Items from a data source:
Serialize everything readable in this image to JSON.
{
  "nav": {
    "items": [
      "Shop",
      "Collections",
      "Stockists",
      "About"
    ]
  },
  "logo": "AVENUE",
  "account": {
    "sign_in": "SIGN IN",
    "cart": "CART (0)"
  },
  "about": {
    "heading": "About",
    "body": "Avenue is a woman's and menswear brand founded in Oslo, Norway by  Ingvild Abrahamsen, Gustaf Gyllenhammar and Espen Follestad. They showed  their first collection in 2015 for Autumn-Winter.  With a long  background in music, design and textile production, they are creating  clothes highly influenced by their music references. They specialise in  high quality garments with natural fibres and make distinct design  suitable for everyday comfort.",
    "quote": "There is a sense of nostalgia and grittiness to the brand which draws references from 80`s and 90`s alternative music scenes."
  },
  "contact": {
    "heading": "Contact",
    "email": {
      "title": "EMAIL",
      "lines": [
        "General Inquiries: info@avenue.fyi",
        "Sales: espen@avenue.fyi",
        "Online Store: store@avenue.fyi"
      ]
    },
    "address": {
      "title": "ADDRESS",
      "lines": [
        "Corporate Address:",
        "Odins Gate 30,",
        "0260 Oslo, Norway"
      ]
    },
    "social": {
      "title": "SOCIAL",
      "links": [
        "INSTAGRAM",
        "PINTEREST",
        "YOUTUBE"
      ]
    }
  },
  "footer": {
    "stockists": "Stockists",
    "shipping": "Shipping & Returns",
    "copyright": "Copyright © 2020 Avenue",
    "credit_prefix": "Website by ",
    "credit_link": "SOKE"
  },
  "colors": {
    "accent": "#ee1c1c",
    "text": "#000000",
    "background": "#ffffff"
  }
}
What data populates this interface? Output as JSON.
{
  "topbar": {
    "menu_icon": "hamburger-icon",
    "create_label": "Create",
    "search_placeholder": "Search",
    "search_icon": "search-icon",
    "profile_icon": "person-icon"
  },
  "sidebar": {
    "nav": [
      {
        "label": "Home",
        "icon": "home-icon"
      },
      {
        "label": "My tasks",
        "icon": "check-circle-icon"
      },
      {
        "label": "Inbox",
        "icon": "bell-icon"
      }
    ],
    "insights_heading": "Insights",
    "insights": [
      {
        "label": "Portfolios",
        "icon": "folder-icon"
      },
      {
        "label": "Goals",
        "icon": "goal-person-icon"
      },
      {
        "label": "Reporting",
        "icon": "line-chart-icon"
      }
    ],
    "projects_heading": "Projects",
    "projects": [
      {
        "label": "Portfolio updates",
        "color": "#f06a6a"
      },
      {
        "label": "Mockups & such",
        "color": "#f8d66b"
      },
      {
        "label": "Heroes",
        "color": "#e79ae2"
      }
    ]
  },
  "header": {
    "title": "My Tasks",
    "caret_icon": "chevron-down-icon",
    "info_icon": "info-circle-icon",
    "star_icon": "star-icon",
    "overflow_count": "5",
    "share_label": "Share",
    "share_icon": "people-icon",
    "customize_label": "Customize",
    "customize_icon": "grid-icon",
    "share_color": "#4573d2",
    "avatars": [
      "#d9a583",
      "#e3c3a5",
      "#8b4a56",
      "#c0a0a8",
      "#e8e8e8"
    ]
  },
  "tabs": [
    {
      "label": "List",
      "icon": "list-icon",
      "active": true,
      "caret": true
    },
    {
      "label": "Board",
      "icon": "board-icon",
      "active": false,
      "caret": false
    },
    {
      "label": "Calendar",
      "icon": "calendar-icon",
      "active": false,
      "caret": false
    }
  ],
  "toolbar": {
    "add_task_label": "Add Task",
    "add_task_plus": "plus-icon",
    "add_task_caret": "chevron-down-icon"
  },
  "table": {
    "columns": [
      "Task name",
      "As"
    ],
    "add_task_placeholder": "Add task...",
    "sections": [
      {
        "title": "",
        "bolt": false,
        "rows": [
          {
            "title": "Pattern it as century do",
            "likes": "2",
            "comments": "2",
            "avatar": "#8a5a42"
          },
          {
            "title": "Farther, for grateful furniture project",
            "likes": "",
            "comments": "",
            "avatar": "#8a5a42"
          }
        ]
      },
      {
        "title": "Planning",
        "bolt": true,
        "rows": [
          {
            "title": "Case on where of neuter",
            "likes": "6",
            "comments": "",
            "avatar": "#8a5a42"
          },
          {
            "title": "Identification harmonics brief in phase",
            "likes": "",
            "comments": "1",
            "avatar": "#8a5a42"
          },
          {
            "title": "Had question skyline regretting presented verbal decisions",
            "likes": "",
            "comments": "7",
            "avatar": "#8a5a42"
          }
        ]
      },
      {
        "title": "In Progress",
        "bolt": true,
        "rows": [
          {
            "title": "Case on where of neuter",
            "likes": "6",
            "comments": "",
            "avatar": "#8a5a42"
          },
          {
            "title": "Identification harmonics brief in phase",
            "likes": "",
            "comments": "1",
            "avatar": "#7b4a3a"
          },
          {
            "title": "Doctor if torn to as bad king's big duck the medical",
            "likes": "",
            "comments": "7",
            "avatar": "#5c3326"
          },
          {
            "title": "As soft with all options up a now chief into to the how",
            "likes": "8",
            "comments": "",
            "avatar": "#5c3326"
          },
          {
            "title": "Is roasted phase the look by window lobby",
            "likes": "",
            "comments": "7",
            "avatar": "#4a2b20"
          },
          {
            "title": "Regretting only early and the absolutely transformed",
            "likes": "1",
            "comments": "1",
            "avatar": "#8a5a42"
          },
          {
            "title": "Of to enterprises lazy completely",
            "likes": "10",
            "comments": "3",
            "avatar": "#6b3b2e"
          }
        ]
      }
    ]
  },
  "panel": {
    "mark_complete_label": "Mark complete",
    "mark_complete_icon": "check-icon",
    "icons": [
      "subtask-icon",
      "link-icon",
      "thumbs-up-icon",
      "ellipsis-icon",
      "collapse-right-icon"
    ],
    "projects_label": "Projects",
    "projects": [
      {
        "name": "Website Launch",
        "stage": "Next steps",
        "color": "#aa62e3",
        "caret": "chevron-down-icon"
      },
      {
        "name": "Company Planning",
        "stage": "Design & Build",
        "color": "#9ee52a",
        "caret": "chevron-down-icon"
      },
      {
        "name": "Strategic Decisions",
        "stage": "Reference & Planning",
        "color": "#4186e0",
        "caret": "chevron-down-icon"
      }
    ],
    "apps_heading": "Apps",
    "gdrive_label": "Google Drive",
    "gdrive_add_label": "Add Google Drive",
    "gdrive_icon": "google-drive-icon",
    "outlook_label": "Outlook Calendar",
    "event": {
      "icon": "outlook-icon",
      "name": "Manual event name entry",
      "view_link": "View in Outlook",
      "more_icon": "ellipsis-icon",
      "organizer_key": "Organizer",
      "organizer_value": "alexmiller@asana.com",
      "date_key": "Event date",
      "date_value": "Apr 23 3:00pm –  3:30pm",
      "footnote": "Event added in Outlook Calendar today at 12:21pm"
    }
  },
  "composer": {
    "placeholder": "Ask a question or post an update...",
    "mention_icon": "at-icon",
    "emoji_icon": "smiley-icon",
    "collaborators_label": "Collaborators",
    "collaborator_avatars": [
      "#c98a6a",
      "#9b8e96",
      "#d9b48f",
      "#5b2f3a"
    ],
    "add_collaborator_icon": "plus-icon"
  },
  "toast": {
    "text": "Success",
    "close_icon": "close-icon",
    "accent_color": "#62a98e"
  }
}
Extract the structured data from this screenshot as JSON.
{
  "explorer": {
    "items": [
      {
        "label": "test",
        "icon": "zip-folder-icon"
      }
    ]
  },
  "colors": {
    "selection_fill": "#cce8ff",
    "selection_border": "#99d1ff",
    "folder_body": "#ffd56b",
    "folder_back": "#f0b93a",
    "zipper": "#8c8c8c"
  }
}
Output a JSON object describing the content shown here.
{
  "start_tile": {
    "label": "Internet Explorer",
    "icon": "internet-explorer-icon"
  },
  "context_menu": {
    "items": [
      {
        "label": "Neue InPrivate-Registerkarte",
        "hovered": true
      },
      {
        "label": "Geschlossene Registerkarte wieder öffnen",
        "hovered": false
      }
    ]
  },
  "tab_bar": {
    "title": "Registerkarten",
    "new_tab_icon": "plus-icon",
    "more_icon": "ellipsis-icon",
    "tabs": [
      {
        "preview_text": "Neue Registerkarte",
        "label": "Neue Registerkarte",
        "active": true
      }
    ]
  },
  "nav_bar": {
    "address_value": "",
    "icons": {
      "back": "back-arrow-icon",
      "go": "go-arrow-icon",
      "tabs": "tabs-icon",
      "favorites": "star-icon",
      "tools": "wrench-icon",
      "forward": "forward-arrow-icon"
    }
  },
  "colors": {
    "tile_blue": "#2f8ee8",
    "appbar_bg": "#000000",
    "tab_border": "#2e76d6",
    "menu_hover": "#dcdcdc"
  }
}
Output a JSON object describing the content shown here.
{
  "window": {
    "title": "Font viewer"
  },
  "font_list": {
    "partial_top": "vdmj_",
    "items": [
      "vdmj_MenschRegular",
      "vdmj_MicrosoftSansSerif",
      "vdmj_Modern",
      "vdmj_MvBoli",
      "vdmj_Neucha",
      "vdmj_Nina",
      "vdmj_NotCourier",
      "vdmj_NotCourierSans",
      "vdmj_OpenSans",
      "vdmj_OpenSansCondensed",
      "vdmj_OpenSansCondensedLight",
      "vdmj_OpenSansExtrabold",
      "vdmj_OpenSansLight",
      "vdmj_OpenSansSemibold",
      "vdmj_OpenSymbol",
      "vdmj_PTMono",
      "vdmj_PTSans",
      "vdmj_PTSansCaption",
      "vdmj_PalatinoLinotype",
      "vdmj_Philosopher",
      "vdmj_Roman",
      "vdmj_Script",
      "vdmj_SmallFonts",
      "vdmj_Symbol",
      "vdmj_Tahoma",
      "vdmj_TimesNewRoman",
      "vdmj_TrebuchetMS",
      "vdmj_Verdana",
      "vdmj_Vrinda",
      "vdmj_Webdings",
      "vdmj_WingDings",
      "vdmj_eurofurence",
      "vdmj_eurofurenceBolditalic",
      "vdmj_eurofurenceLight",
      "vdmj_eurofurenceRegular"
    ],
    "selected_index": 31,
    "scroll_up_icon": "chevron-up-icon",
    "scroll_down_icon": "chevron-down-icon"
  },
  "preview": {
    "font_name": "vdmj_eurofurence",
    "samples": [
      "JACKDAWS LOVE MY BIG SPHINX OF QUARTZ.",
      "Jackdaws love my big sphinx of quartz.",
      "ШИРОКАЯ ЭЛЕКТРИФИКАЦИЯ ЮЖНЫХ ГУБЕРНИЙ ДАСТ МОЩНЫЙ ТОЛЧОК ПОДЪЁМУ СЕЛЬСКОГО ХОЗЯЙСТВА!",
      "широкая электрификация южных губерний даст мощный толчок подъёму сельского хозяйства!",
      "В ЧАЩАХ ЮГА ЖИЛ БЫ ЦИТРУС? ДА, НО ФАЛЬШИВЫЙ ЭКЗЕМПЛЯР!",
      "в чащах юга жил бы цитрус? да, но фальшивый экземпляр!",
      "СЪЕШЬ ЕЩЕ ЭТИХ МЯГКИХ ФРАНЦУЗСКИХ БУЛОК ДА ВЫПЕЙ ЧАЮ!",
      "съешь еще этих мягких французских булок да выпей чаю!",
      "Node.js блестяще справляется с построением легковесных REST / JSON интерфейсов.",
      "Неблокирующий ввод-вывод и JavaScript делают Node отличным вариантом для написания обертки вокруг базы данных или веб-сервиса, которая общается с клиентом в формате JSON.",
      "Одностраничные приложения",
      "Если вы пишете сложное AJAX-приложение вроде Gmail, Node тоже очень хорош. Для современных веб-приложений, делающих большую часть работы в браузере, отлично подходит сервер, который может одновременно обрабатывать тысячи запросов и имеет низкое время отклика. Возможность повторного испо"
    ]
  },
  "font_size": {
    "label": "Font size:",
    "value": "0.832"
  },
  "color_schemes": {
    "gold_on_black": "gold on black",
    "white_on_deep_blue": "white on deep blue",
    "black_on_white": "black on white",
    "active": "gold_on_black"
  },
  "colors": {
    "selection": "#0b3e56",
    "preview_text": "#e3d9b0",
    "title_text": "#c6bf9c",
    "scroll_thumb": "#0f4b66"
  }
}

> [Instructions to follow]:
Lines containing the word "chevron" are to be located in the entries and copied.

> [Task response]:
    "caret_icon": "chevron-down-icon",
    "add_task_caret": "chevron-down-icon"
        "caret": "chevron-down-icon"
        "caret": "chevron-down-icon"
        "caret": "chevron-down-icon"
    "scroll_up_icon": "chevron-up-icon",
    "scroll_down_icon": "chevron-down-icon"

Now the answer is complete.